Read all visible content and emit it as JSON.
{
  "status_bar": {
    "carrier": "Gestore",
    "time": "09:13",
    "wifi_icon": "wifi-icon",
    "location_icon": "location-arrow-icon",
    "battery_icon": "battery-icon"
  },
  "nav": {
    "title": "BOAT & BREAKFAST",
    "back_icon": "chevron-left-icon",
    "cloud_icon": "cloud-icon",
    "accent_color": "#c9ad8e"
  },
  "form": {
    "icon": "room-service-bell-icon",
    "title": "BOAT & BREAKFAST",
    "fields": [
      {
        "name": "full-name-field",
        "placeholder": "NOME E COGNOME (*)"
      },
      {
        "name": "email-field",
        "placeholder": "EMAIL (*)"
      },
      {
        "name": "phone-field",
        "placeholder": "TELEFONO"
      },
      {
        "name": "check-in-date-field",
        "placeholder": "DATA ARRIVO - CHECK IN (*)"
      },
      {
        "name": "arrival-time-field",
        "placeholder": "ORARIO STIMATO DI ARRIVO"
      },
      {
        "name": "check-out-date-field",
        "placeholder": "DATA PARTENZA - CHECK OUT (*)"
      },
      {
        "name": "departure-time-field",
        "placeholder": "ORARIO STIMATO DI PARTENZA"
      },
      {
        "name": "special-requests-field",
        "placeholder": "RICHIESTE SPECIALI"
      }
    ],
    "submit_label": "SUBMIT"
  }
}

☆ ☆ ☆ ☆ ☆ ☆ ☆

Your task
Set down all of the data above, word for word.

Solution to the problem
Read all visible content and emit it as JSON.
{
  "status_bar": {
    "carrier": "Gestore",
    "time": "09:13",
    "wifi_icon": "wifi-icon",
    "location_icon": "location-arrow-icon",
    "battery_icon": "battery-icon"
  },
  "nav": {
    "title": "BOAT & BREAKFAST",
    "back_icon": "chevron-left-icon",
    "cloud_icon": "cloud-icon",
    "accent_color": "#c9ad8e"
  },
  "form": {
    "icon": "room-service-bell-icon",
    "title": "BOAT & BREAKFAST",
    "fields": [
      {
        "name": "full-name-field",
        "placeholder": "NOME E COGNOME (*)"
      },
      {
        "name": "email-field",
        "placeholder": "EMAIL (*)"
      },
      {
        "name": "phone-field",
        "placeholder": "TELEFONO"
      },
      {
        "name": "check-in-date-field",
        "placeholder": "DATA ARRIVO - CHECK IN (*)"
      },
      {
        "name": "arrival-time-field",
        "placeholder": "ORARIO STIMATO DI ARRIVO"
      },
      {
        "name": "check-out-date-field",
        "placeholder": "DATA PARTENZA - CHECK OUT (*)"
      },
      {
        "name": "departure-time-field",
        "placeholder": "ORARIO STIMATO DI PARTENZA"
      },
      {
        "name": "special-requests-field",
        "placeholder": "RICHIESTE SPECIALI"
      }
    ],
    "submit_label": "SUBMIT"
  }
}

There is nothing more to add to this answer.